• **RECORDS FOR THE TASK**:
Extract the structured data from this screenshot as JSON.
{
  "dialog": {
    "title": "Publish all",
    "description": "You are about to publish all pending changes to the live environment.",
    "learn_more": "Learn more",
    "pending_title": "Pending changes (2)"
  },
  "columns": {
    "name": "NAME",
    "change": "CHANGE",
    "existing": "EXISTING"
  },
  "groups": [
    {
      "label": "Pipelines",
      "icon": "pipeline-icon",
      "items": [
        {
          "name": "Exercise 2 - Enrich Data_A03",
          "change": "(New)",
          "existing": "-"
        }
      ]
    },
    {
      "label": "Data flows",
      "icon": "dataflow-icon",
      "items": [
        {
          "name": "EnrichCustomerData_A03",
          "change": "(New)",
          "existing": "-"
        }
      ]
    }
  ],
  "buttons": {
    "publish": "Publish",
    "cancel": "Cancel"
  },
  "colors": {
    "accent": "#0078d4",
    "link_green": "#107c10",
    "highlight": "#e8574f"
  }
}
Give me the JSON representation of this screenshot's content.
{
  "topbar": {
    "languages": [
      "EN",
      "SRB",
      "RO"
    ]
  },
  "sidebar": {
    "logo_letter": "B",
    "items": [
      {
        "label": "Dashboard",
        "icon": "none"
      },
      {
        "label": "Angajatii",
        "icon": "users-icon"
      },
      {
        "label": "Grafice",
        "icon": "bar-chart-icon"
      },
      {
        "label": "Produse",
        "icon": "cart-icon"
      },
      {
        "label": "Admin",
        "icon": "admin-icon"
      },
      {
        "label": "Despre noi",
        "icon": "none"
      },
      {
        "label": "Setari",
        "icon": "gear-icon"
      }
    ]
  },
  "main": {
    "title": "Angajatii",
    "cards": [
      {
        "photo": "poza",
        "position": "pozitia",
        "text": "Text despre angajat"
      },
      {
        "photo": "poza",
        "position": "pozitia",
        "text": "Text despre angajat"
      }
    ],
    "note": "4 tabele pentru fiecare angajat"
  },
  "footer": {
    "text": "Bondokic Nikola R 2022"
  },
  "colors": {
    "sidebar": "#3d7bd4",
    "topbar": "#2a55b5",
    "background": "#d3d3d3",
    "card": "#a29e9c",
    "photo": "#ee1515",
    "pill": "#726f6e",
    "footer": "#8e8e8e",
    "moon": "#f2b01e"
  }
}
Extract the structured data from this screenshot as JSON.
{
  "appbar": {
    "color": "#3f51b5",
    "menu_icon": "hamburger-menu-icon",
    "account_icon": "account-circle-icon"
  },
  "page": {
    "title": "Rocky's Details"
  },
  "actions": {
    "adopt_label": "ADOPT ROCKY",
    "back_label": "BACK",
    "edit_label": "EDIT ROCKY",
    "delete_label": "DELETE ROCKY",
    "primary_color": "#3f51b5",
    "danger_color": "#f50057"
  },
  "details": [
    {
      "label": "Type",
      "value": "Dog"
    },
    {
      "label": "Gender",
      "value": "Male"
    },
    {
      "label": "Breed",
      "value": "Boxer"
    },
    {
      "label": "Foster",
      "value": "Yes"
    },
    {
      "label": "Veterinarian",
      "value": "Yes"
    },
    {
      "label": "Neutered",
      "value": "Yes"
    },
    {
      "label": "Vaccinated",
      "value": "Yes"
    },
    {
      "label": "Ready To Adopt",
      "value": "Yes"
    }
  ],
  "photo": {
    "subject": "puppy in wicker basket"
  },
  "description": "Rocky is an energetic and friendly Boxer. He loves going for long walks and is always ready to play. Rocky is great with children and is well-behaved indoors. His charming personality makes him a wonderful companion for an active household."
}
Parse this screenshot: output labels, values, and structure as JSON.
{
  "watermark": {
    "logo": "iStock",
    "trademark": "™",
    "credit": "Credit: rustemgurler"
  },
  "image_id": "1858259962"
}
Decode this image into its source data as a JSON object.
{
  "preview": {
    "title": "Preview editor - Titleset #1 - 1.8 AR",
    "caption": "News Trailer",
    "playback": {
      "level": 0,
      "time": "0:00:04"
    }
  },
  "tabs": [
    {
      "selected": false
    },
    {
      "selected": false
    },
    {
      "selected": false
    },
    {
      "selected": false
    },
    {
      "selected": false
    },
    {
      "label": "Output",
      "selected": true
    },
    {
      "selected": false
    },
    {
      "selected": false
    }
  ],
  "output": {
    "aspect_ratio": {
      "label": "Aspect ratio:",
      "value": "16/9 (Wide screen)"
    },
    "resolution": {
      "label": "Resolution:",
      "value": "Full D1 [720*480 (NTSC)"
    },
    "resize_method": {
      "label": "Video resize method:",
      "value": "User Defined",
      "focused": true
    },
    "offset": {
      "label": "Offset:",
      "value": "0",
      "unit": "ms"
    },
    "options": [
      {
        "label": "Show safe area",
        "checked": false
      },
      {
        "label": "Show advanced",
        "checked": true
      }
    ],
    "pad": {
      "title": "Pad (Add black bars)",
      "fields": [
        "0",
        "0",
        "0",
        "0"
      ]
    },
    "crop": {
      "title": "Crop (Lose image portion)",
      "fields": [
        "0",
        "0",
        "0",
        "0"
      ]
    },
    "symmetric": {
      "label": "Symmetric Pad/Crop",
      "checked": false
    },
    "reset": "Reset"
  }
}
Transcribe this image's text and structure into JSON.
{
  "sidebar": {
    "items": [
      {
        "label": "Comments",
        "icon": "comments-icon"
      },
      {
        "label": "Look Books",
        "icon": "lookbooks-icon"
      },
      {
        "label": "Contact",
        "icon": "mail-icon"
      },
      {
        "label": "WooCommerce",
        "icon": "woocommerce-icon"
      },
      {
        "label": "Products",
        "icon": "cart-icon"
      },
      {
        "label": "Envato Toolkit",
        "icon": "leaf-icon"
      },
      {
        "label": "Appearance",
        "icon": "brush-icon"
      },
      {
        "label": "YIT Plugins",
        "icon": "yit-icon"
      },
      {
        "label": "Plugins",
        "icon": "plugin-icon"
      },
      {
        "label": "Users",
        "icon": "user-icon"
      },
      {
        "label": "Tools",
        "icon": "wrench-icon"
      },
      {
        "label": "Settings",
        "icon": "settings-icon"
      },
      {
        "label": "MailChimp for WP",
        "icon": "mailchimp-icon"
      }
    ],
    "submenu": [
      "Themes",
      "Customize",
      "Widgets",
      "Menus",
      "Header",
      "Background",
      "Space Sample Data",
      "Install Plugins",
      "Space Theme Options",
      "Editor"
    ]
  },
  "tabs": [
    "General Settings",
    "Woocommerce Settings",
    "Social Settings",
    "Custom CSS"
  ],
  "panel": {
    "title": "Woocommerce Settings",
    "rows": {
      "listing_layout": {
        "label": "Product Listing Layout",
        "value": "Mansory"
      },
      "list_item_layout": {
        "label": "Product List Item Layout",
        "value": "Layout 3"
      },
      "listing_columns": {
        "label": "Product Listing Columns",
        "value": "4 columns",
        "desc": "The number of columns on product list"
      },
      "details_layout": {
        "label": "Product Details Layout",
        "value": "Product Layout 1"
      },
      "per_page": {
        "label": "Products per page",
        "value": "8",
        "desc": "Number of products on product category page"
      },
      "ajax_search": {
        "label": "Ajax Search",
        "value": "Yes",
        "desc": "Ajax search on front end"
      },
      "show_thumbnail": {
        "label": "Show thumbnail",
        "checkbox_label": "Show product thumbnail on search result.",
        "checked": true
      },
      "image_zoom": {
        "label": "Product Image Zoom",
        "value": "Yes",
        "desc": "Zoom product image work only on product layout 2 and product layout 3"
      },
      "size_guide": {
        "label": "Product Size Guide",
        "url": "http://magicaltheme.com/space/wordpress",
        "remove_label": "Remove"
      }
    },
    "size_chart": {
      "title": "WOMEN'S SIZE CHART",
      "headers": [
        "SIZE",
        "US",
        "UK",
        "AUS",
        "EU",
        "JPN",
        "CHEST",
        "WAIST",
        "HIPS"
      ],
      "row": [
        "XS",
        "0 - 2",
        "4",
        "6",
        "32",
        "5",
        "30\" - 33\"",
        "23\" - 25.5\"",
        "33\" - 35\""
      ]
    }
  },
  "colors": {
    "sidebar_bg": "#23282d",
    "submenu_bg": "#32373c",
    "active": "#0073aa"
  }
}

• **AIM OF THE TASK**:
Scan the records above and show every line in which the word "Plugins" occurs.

• **ANSWER TO THIS TASK**:
        "label": "YIT Plugins",
        "label": "Plugins",
      "Install Plugins",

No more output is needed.